• For one-sided printers, diverse other techniques can be found at The Linux Cookbook: Tips and Techniques for Everyday Use - PostScript . If you have a one-sided printer, you can use the following guidelines to print booklets: http://www.dsl.org/cookbook/cookbook_25.html#SEC371.
• The inverse command of psnup -2 is pstops "1:0@1.44R(-0.00cm,29.7cm),0@1.44R(-21cm,29.7cm)".
• Descend order: Sometimes, for face-down printers, pages in the postscript file, such as in Andrew Odlzko's or Donatella Merlini's papers, are in the reversed order, though you cannot see it with your favourite order, because it is told that the pages are in descend order. Commands to put them back in ascend order are pstops -0 or psselect -r.
• No burst page: Use the command lpr -h to prevent the printer from printing the burst page.
• Huge files: After conversions from different formats like pdf2ps, you may end with huge files. You can print them with the command lpr -s, to use the computer's memory instead of the printer's one. But then you have to wait for the printing to end before possibly erase the file.
• One pass only! It is possible to do all the operations in one command line only, of the type
pstops 4:-3L@.65$$8.0in,0$$+0L@.65$$8.0in,5.5in$$,<snip>
<snip>-2R@.65$$0.5in,5.5in$$+1R@.65$$0.5in,11in$$ file.ps final.ps
(remove the <snip>), but then controlling the margins is much more difficult.
• Overlapping pages: When the pages are scaled with a positive factor, they might overlap on the other page. I do not know how to solve this problem, except that an Acrobat software in Windows might help (I did not have the time to try it). I met this phenomenon when I wanted to print the Newton's book Théorie des fluxions available at gallica.bnf.fr. Let us call the downloaded file file.pdf.

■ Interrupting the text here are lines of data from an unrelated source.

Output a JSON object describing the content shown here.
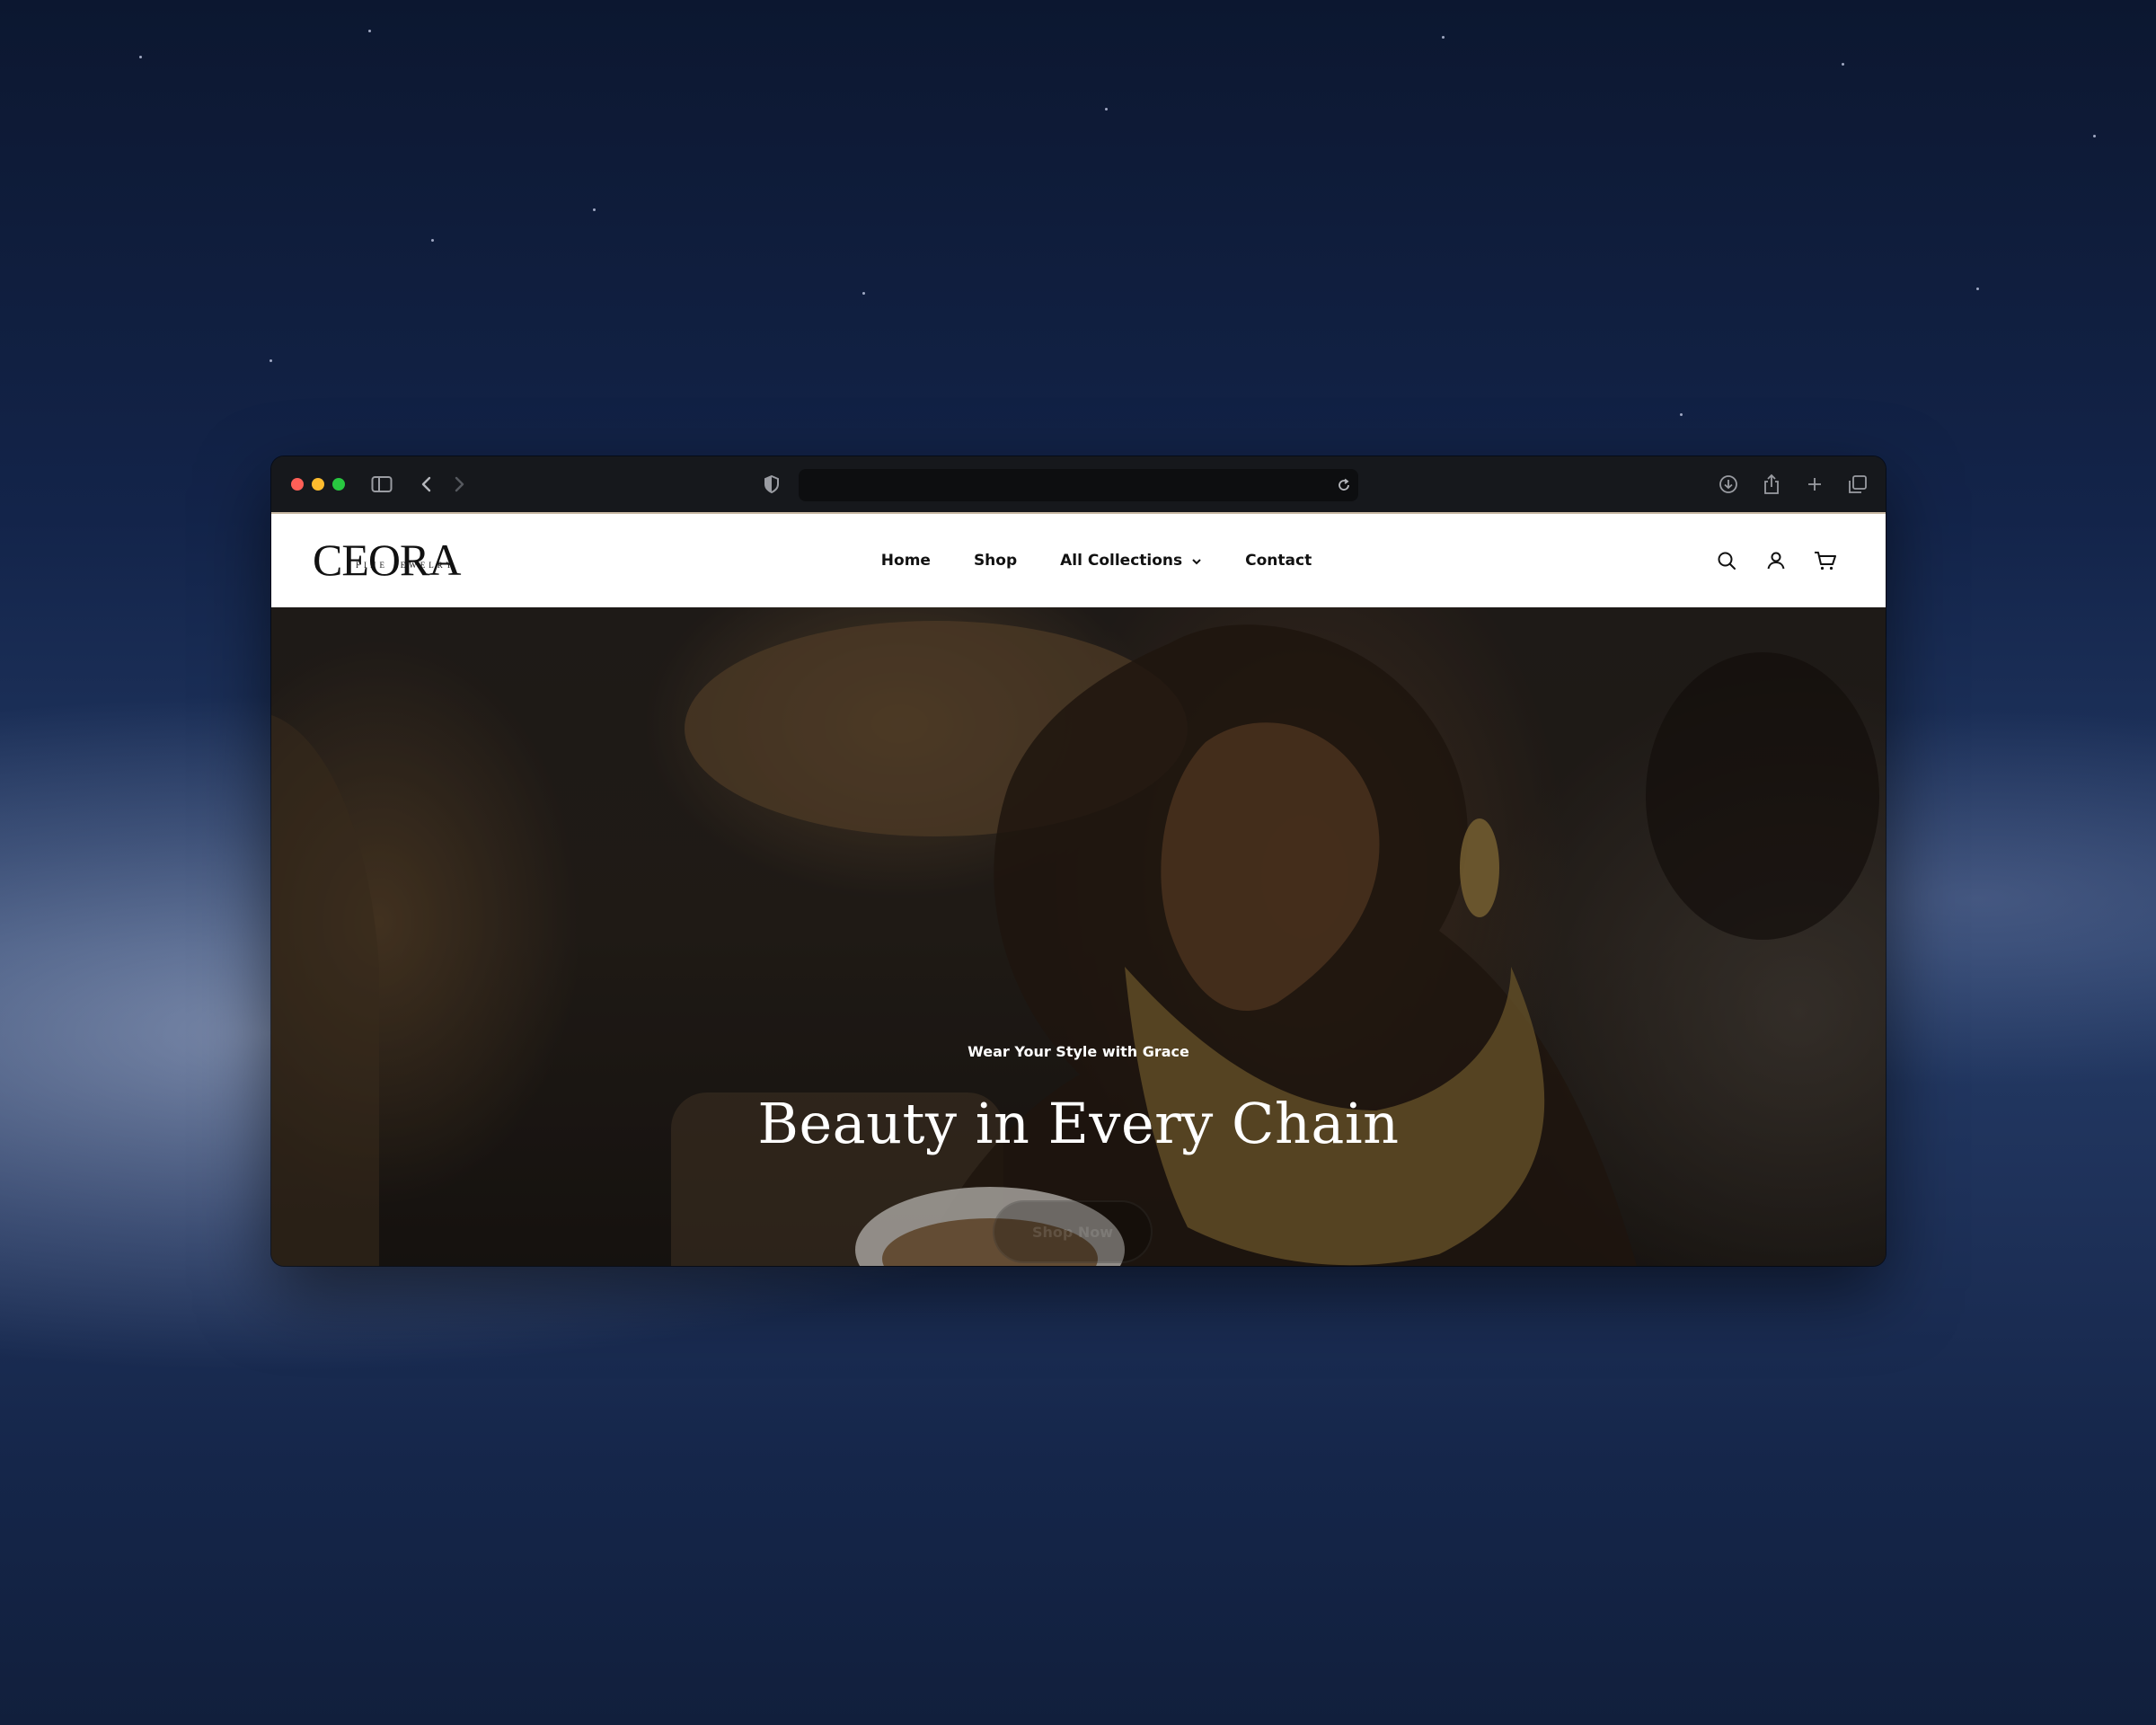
{
  "browser": {
    "traffic_lights": {
      "close": "#ff5f57",
      "minimize": "#febc2e",
      "zoom": "#28c840"
    },
    "url": ""
  },
  "site": {
    "logo": {
      "wordmark": "CEORA",
      "tagline": "FINE JEWELRY"
    },
    "nav": [
      {
        "label": "Home"
      },
      {
        "label": "Shop"
      },
      {
        "label": "All Collections",
        "has_dropdown": true
      },
      {
        "label": "Contact"
      }
    ],
    "header_icons": [
      "search-icon",
      "account-icon",
      "cart-icon"
    ]
  },
  "hero": {
    "subtitle": "Wear Your Style with Grace",
    "title": "Beauty in Every Chain",
    "button_label": "Shop Now"
  },
  "colors": {
    "header_bg": "#ffffff",
    "toolbar_bg": "#16181c",
    "text_dark": "#111111",
    "hero_text": "#ffffff"
  }
}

I used the following commands:
  pdf2ps file.pdf newton.ps
psbook newton.ps B.ps
pstops "1:0@2(-10.3cm,-28cm)" B.ps C.ps
psnup -2 -b10 -m-30 C.ps 2.ps

and in the file 2.ps, the left part of the right A5 always overlap the left A5. (Some of these files can be of more than 200 Mo so do not try this example unless you have a powerful machine and memory enough!)

### Psutils package

There exist various commands able to manipulate postscript files, belonging to the package psutils, present in most recent UNIX platforms, described at:
• psutils - utilities for manipulating PostScript documents.
• PSUtils - PostScript utilities.